What you need
- K-Lite Mega Codec Pack
- ffdshow tryouts
- Avisynth 2.5.8 (Latest as of 27/01/2010)
- Multithreaded plugin for AVISynth
- Framedoubling Plugin MVTools (at the very bottom)
- Install the K-Lite codec pack you just downloaded. There's no need to change anything, as the defaults should all be fine. Install AVISynth as well.
- unchecked while all AVISynth options are checked during install.
- K-Lite includes an application called Media Player Classic which we'll be using to playback our videos. Open it, and go to View > Options. Click "Internal Filters" and uncheck everything. Next, you'll want to navigate to "Output" which is nested under the "Playback" section. Change the direct show video renderer to Haali.
Save your settings, restart Media Player Classic, and test a video file of your choice. If a number of icons, including ffdshow, appear in your system tray, then you've set everything up correctly.
If you're on a 64-bit system, place avisynth.dll in your "...Windows\SysWOW64" directory, and the contents of the plugins folder you extracted in "...Prorgam Files (x86)\Avisynth 2.5\plugins". Overwrite any existing files. avisynth.dll in your "..Windows\system32" directory, and the contents of the plugins folder you extracted in "...Program Files\Avisynth 2.5\plugins". Overwrite any existing files.
- Finally, extract the framedoubling plugin MVTools download, and place the mvtools2.dll in Avisynth's plugins folder – the same directory as in the last step.
- Video Decoder Configuration and check the AVISynth box on the left. Next, uncheck "Add ffdshow video source". Beside "Input colorspaces," the only value that should be checked is "YV12". Buffer back values should be set to 0/10, though other values (10/10, 0/24) may prove more successful if you experience stuttering.
- Finally, AVISynth relies on a script to carry out frame interpolation on your content. Copy and paste the following into the script box:

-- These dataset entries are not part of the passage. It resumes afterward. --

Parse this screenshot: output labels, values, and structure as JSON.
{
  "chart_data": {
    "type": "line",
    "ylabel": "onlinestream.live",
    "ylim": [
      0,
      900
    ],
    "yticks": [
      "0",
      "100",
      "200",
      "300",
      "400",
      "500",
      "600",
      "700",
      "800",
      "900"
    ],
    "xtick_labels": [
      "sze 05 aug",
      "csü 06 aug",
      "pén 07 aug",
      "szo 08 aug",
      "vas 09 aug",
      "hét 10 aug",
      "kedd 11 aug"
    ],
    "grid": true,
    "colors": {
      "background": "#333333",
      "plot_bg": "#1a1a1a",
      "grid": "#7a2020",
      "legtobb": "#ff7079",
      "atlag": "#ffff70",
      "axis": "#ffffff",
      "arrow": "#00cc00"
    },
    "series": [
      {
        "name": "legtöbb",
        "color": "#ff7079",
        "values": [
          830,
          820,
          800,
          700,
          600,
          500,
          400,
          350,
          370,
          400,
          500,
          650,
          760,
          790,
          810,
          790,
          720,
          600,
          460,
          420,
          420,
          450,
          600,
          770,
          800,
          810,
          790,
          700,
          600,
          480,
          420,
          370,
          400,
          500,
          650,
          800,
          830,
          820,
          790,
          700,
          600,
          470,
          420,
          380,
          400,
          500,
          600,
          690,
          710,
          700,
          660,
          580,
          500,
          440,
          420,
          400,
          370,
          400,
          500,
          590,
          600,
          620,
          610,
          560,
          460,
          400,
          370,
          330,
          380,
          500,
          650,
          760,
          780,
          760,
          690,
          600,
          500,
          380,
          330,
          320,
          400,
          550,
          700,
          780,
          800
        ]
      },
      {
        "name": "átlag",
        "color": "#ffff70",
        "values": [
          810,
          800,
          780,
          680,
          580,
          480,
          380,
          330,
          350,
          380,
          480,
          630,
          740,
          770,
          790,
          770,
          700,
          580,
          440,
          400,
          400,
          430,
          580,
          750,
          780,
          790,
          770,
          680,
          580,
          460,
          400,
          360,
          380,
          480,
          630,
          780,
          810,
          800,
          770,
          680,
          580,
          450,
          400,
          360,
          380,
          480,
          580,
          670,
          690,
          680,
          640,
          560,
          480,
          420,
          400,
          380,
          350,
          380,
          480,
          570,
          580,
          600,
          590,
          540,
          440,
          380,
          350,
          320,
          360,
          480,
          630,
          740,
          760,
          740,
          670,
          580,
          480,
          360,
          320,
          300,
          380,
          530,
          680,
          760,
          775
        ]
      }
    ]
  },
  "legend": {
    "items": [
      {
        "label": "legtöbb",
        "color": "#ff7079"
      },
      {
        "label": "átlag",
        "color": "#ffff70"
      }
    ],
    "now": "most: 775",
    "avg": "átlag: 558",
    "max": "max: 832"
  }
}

SetMTMode(5,4) on the second line of the script to SetMTMode(5,8) to take advantage of the extra threads. Also, on the third last line, changing mode=0 to mode=2 can improve the smoothing process, but may introduce graphical artifacts on lower-end systems.
super=MSuper(pel=1, hpad=0, vpad=0)
backward_1=MAnalyse(super, chroma=false, isb=true, blksize=16, blksizev=16, searchparam=3, plevel=0, search=3, badrange=(-24))
forward_1=MAnalyse(super, chroma=false, isb=false, blksize=16, blksizev=16, searchparam=3, plevel=0, search=3, badrange=(-24))
backward_2 = MRecalculate(super, chroma=false, backward_1, blksize=8, blksizev=8, searchparam=0, search=3)
forward_2 = MRecalculate(super, chroma=false, forward_1, blksize=8, blksizev=8, searchparam=0, search=3)
MBlockFps(super, backward_2, forward_2, num=FramerateNumerator(last)*2, den=FramerateDenominator(last)*1, mode=0)
GetMTMode(false) > 0 ? distributor() : last
It's a longer process than simply playing your file in VLC, but if you're a fan of motion smoothing and frame interpolation, it just might be worth it. Give it a try, and let us know what you think!
Special thanks to nzweers and widezu69 from Guru3D, upon which these steps have been adapted from.